__What the task requires__:
Top to bottom, give the entries again exactly as written.

● ● ●

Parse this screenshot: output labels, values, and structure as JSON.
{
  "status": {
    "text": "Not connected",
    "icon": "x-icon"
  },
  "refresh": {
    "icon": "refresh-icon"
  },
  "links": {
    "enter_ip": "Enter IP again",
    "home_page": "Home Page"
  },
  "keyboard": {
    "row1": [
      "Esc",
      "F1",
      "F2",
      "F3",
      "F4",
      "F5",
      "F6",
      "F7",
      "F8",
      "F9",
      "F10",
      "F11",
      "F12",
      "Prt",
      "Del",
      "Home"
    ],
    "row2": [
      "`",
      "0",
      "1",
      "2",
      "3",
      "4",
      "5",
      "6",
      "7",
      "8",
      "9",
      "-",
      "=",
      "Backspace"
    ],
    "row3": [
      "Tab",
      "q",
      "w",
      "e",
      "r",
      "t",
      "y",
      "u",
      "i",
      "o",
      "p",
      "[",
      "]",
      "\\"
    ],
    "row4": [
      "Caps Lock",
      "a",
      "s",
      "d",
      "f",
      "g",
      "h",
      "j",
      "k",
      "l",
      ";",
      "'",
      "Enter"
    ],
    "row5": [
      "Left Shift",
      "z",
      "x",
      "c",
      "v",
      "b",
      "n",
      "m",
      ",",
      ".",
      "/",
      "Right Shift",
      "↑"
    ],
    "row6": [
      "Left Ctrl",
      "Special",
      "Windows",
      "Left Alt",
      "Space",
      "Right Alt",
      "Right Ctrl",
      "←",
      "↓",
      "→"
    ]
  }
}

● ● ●

__Output__:
Parse this screenshot: output labels, values, and structure as JSON.
{
  "status": {
    "text": "Not connected",
    "icon": "x-icon"
  },
  "refresh": {
    "icon": "refresh-icon"
  },
  "links": {
    "enter_ip": "Enter IP again",
    "home_page": "Home Page"
  },
  "keyboard": {
    "row1": [
      "Esc",
      "F1",
      "F2",
      "F3",
      "F4",
      "F5",
      "F6",
      "F7",
      "F8",
      "F9",
      "F10",
      "F11",
      "F12",
      "Prt",
      "Del",
      "Home"
    ],
    "row2": [
      "`",
      "0",
      "1",
      "2",
      "3",
      "4",
      "5",
      "6",
      "7",
      "8",
      "9",
      "-",
      "=",
      "Backspace"
    ],
    "row3": [
      "Tab",
      "q",
      "w",
      "e",
      "r",
      "t",
      "y",
      "u",
      "i",
      "o",
      "p",
      "[",
      "]",
      "\\"
    ],
    "row4": [
      "Caps Lock",
      "a",
      "s",
      "d",
      "f",
      "g",
      "h",
      "j",
      "k",
      "l",
      ";",
      "'",
      "Enter"
    ],
    "row5": [
      "Left Shift",
      "z",
      "x",
      "c",
      "v",
      "b",
      "n",
      "m",
      ",",
      ".",
      "/",
      "Right Shift",
      "↑"
    ],
    "row6": [
      "Left Ctrl",
      "Special",
      "Windows",
      "Left Alt",
      "Space",
      "Right Alt",
      "Right Ctrl",
      "←",
      "↓",
      "→"
    ]
  }
}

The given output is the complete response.